[SUPPLIED ENTRIES Boundary: Start]

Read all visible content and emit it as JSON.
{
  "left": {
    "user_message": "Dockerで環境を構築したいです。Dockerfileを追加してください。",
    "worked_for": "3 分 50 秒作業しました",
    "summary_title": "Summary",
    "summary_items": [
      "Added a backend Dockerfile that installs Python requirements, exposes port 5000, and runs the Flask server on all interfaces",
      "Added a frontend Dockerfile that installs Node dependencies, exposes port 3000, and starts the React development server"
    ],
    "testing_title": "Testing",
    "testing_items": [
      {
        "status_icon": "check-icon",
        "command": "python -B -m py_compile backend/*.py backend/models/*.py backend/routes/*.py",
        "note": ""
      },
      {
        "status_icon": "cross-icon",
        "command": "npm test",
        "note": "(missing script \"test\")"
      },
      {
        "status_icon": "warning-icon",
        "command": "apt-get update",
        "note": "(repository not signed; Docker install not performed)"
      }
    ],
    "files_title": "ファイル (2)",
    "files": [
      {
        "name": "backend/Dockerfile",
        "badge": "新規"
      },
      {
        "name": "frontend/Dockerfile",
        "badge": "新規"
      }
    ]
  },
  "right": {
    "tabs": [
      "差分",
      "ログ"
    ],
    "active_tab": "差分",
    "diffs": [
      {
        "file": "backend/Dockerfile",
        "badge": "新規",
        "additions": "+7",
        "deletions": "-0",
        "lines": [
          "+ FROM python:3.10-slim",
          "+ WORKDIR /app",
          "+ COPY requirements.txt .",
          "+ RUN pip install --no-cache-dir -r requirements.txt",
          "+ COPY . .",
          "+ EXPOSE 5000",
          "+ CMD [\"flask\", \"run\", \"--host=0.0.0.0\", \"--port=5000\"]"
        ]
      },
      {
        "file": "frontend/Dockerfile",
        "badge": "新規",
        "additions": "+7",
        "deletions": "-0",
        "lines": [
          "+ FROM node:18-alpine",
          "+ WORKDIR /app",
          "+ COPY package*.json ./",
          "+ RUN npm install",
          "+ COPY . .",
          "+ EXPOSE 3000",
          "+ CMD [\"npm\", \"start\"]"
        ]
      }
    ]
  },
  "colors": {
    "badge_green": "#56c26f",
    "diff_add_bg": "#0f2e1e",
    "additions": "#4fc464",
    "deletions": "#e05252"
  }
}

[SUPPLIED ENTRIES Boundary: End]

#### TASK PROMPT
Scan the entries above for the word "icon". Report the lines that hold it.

#### RESULT FOR THIS TASK
        "status_icon": "check-icon",
        "status_icon": "cross-icon",
        "status_icon": "warning-icon",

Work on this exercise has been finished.